- [What to work on]
Copy, from the data below, each line that has the word "telephone".

(Data about app and page elements)
---

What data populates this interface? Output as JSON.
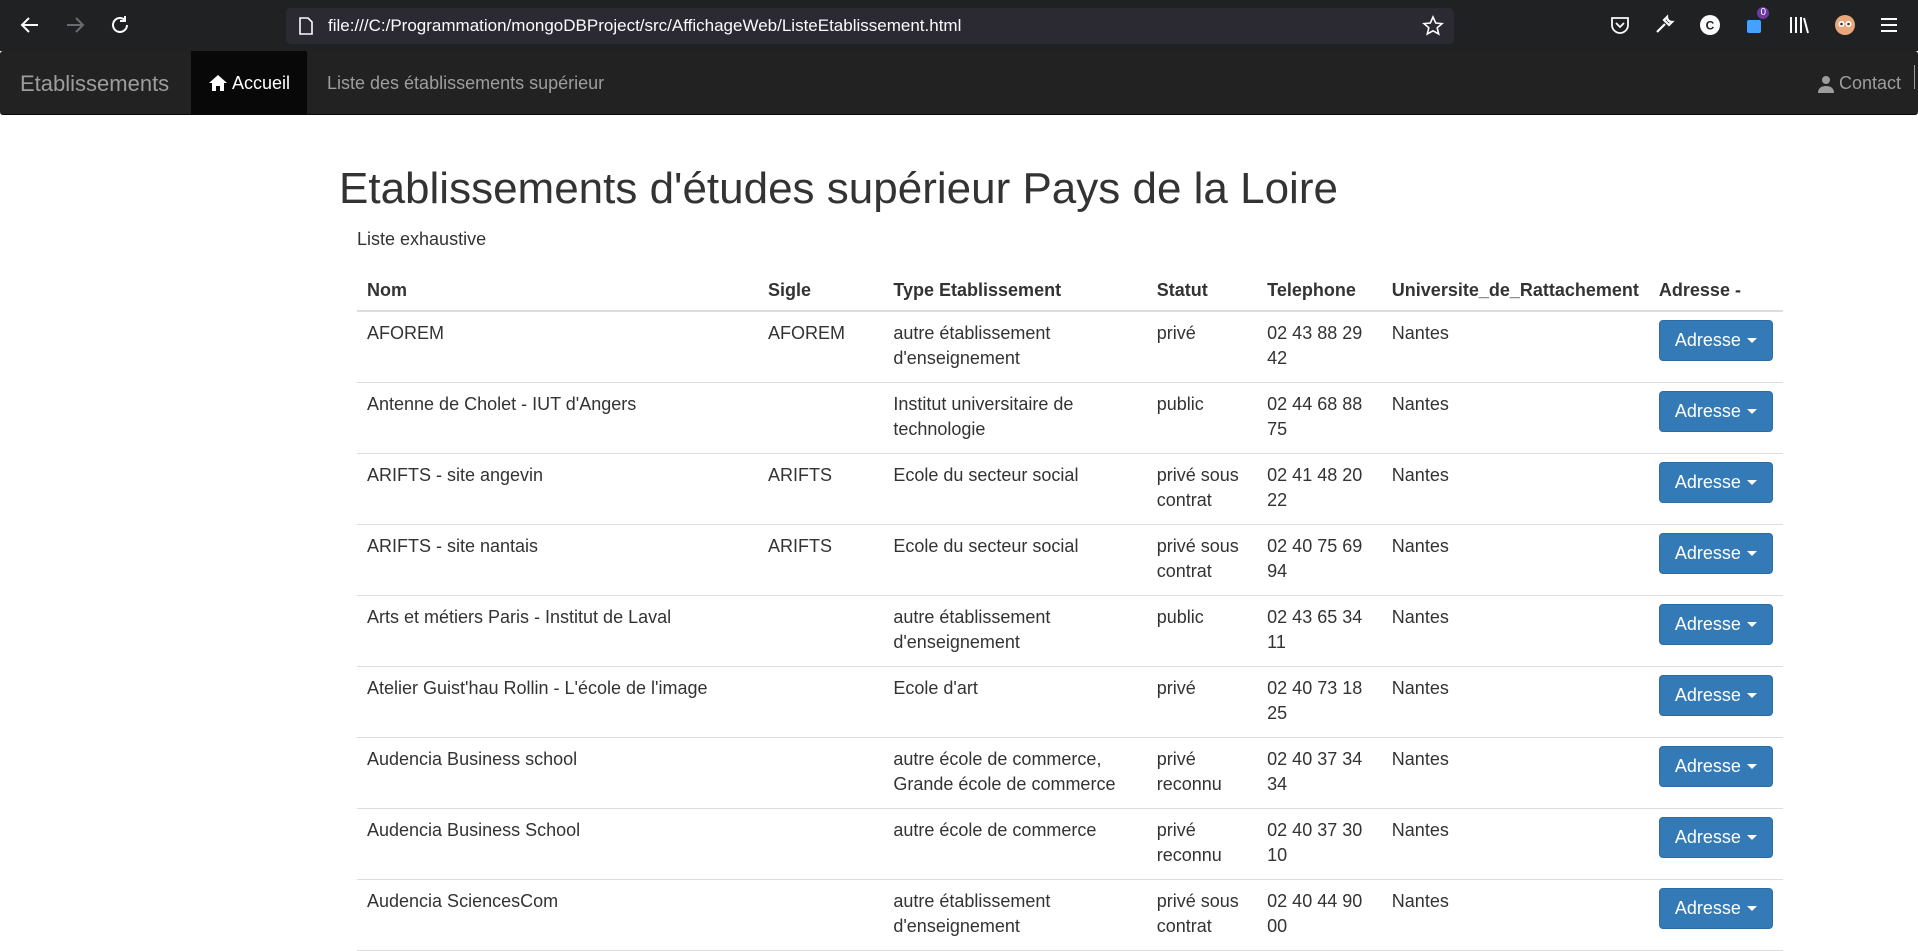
{
  "browser": {
    "url": "file:///C:/Programmation/mongoDBProject/src/AffichageWeb/ListeEtablissement.html",
    "extension_badge": "0",
    "icons": [
      "back-arrow-icon",
      "forward-arrow-icon",
      "reload-icon",
      "page-icon",
      "star-icon",
      "pocket-icon",
      "wrench-icon",
      "c-icon",
      "extension-icon",
      "library-icon",
      "avatar-icon",
      "menu-icon"
    ]
  },
  "navbar": {
    "brand": "Etablissements",
    "home_label": "Accueil",
    "list_label": "Liste des établissements supérieur",
    "contact_label": "Contact"
  },
  "main": {
    "title": "Etablissements d'études supérieur Pays de la Loire",
    "caption": "Liste exhaustive"
  },
  "table": {
    "headers": {
      "nom": "Nom",
      "sigle": "Sigle",
      "type": "Type Etablissement",
      "statut": "Statut",
      "telephone": "Telephone",
      "universite": "Universite_de_Rattachement",
      "adresse": "Adresse -"
    },
    "button_label": "Adresse",
    "rows": [
      {
        "nom": "AFOREM",
        "sigle": "AFOREM",
        "type": "autre établissement d'enseignement",
        "statut": "privé",
        "telephone": "02 43 88 29 42",
        "universite": "Nantes"
      },
      {
        "nom": "Antenne de Cholet - IUT d'Angers",
        "sigle": "",
        "type": "Institut universitaire de technologie",
        "statut": "public",
        "telephone": "02 44 68 88 75",
        "universite": "Nantes"
      },
      {
        "nom": "ARIFTS - site angevin",
        "sigle": "ARIFTS",
        "type": "Ecole du secteur social",
        "statut": "privé sous contrat",
        "telephone": "02 41 48 20 22",
        "universite": "Nantes"
      },
      {
        "nom": "ARIFTS - site nantais",
        "sigle": "ARIFTS",
        "type": "Ecole du secteur social",
        "statut": "privé sous contrat",
        "telephone": "02 40 75 69 94",
        "universite": "Nantes"
      },
      {
        "nom": "Arts et métiers Paris - Institut de Laval",
        "sigle": "",
        "type": "autre établissement d'enseignement",
        "statut": "public",
        "telephone": "02 43 65 34 11",
        "universite": "Nantes"
      },
      {
        "nom": "Atelier Guist'hau Rollin - L'école de l'image",
        "sigle": "",
        "type": "Ecole d'art",
        "statut": "privé",
        "telephone": "02 40 73 18 25",
        "universite": "Nantes"
      },
      {
        "nom": "Audencia Business school",
        "sigle": "",
        "type": "autre école de commerce, Grande école de commerce",
        "statut": "privé reconnu",
        "telephone": "02 40 37 34 34",
        "universite": "Nantes"
      },
      {
        "nom": "Audencia Business School",
        "sigle": "",
        "type": "autre école de commerce",
        "statut": "privé reconnu",
        "telephone": "02 40 37 30 10",
        "universite": "Nantes"
      },
      {
        "nom": "Audencia SciencesCom",
        "sigle": "",
        "type": "autre établissement d'enseignement",
        "statut": "privé sous contrat",
        "telephone": "02 40 44 90 00",
        "universite": "Nantes"
      }
    ]
  }
}
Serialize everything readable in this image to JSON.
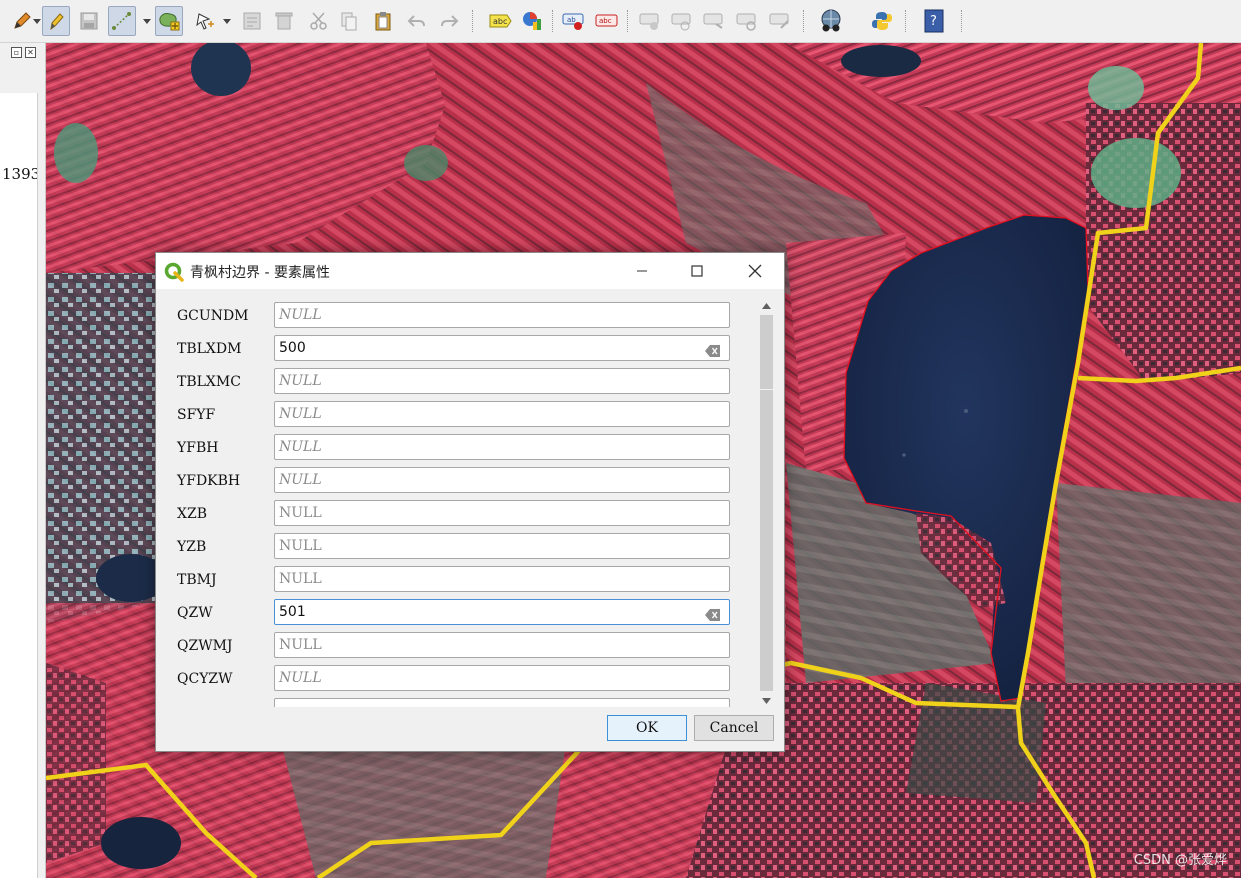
{
  "toolbar": {
    "buttons": [
      {
        "name": "digitize-pencil-icon",
        "tip": ""
      },
      {
        "name": "toggle-editing-icon"
      },
      {
        "name": "save-edits-icon"
      },
      {
        "name": "digitize-line-icon"
      },
      {
        "name": "add-polygon-icon"
      },
      {
        "name": "vertex-tool-icon"
      },
      {
        "name": "modify-attributes-icon"
      },
      {
        "name": "delete-selected-icon"
      },
      {
        "name": "cut-icon"
      },
      {
        "name": "copy-icon"
      },
      {
        "name": "paste-icon"
      },
      {
        "name": "undo-icon"
      },
      {
        "name": "redo-icon"
      },
      {
        "name": "label-abc-icon",
        "text": "abc"
      },
      {
        "name": "diagram-icon"
      },
      {
        "name": "pin-label-icon",
        "text": "ab"
      },
      {
        "name": "hide-label-icon",
        "text": "abc"
      },
      {
        "name": "label-move-icon"
      },
      {
        "name": "label-show-icon"
      },
      {
        "name": "label-rotate-icon"
      },
      {
        "name": "label-change-icon"
      },
      {
        "name": "label-edit-icon"
      },
      {
        "name": "plugin-globe-icon"
      },
      {
        "name": "python-icon"
      },
      {
        "name": "help-icon",
        "text": "?"
      }
    ]
  },
  "left_panel": {
    "value": "1393"
  },
  "map": {
    "watermark": "CSDN @张爱烨"
  },
  "dialog": {
    "title": "青枫村边界 - 要素属性",
    "fields": [
      {
        "label": "GCUNDM",
        "value": "NULL",
        "style": "null"
      },
      {
        "label": "TBLXDM",
        "value": "500",
        "style": "value"
      },
      {
        "label": "TBLXMC",
        "value": "NULL",
        "style": "null"
      },
      {
        "label": "SFYF",
        "value": "NULL",
        "style": "null"
      },
      {
        "label": "YFBH",
        "value": "NULL",
        "style": "null"
      },
      {
        "label": "YFDKBH",
        "value": "NULL",
        "style": "null"
      },
      {
        "label": "XZB",
        "value": "NULL",
        "style": "null-plain"
      },
      {
        "label": "YZB",
        "value": "NULL",
        "style": "null-plain"
      },
      {
        "label": "TBMJ",
        "value": "NULL",
        "style": "null-plain"
      },
      {
        "label": "QZW",
        "value": "501",
        "style": "value"
      },
      {
        "label": "QZWMJ",
        "value": "NULL",
        "style": "null-plain"
      },
      {
        "label": "QCYZW",
        "value": "NULL",
        "style": "null"
      },
      {
        "label": "",
        "value": "",
        "style": "null"
      }
    ],
    "ok_label": "OK",
    "cancel_label": "Cancel"
  }
}
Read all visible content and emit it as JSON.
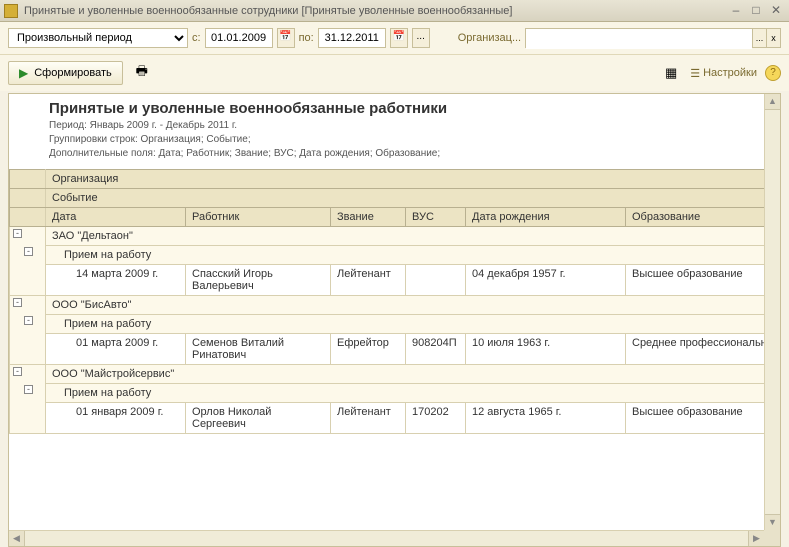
{
  "window": {
    "title": "Принятые и уволенные военнообязанные сотрудники [Принятые уволенные военнообязанные]"
  },
  "filter": {
    "period_type": "Произвольный период",
    "from_lbl": "с:",
    "from_date": "01.01.2009",
    "to_lbl": "по:",
    "to_date": "31.12.2011",
    "org_lbl": "Организац...",
    "org_value": "",
    "dots": "...",
    "x": "x"
  },
  "toolbar": {
    "form_btn": "Сформировать",
    "settings": "Настройки"
  },
  "report": {
    "title": "Принятые и уволенные военнообязанные работники",
    "meta1": "Период: Январь 2009 г. - Декабрь 2011 г.",
    "meta2": "Группировки строк: Организация; Событие;",
    "meta3": "Дополнительные поля: Дата; Работник; Звание; ВУС; Дата рождения; Образование;",
    "hdr_org": "Организация",
    "hdr_event": "Событие",
    "cols": {
      "date": "Дата",
      "worker": "Работник",
      "rank": "Звание",
      "vus": "ВУС",
      "bdate": "Дата рождения",
      "edu": "Образование"
    },
    "groups": [
      {
        "org": "ЗАО \"Дельтаон\"",
        "event": "Прием на работу",
        "rows": [
          {
            "date": "14 марта 2009 г.",
            "worker": "Спасский Игорь Валерьевич",
            "rank": "Лейтенант",
            "vus": "",
            "bdate": "04 декабря 1957 г.",
            "edu": "Высшее образование"
          }
        ]
      },
      {
        "org": "ООО \"БисАвто\"",
        "event": "Прием на работу",
        "rows": [
          {
            "date": "01 марта 2009 г.",
            "worker": "Семенов Виталий Ринатович",
            "rank": "Ефрейтор",
            "vus": "908204П",
            "bdate": "10 июля 1963 г.",
            "edu": "Среднее профессиональн"
          }
        ]
      },
      {
        "org": "ООО \"Майстройсервис\"",
        "event": "Прием на работу",
        "rows": [
          {
            "date": "01 января 2009 г.",
            "worker": "Орлов Николай Сергеевич",
            "rank": "Лейтенант",
            "vus": "170202",
            "bdate": "12 августа 1965 г.",
            "edu": "Высшее образование"
          }
        ]
      }
    ]
  }
}
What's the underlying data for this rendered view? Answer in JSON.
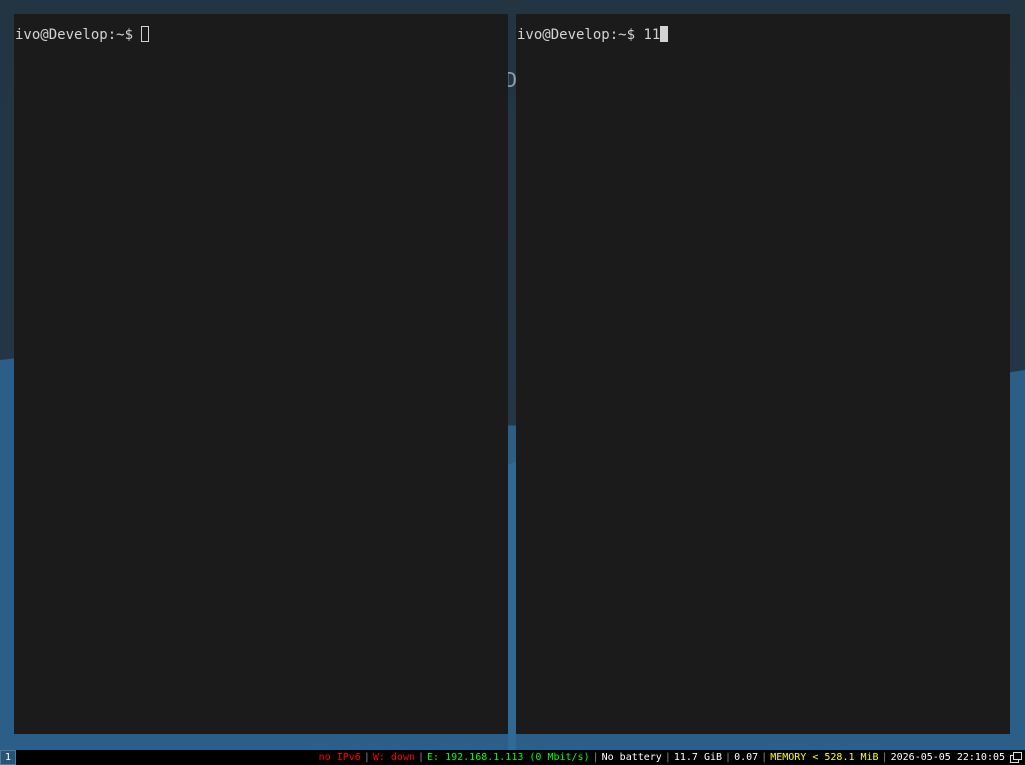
{
  "terminals": [
    {
      "prompt": "ivo@Develop:~$",
      "input": "",
      "cursor": "hollow"
    },
    {
      "prompt": "ivo@Develop:~$",
      "input": "11",
      "cursor": "block"
    }
  ],
  "desktop": {
    "glyph": "D"
  },
  "statusbar": {
    "workspace": "1",
    "ipv6": "no IPv6",
    "wireless": "W: down",
    "ethernet": "E: 192.168.1.113 (0 Mbit/s)",
    "battery": "No battery",
    "disk": "11.7 GiB",
    "load": "0.07",
    "memory": "MEMORY < 528.1 MiB",
    "datetime": "2026-05-05 22:10:05",
    "colors": {
      "bad": "#ff0000",
      "good": "#00ff00",
      "degraded": "#ffff00",
      "normal": "#ffffff"
    }
  }
}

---

- [Solution]
      "telephone": "Telephone",
        "telephone": "02 43 88 29 42",
        "telephone": "02 44 68 88 75",
        "telephone": "02 41 48 20 22",
        "telephone": "02 40 75 69 94",
        "telephone": "02 43 65 34 11",
        "telephone": "02 40 73 18 25",
        "telephone": "02 40 37 34 34",
        "telephone": "02 40 37 30 10",
        "telephone": "02 40 44 90 00",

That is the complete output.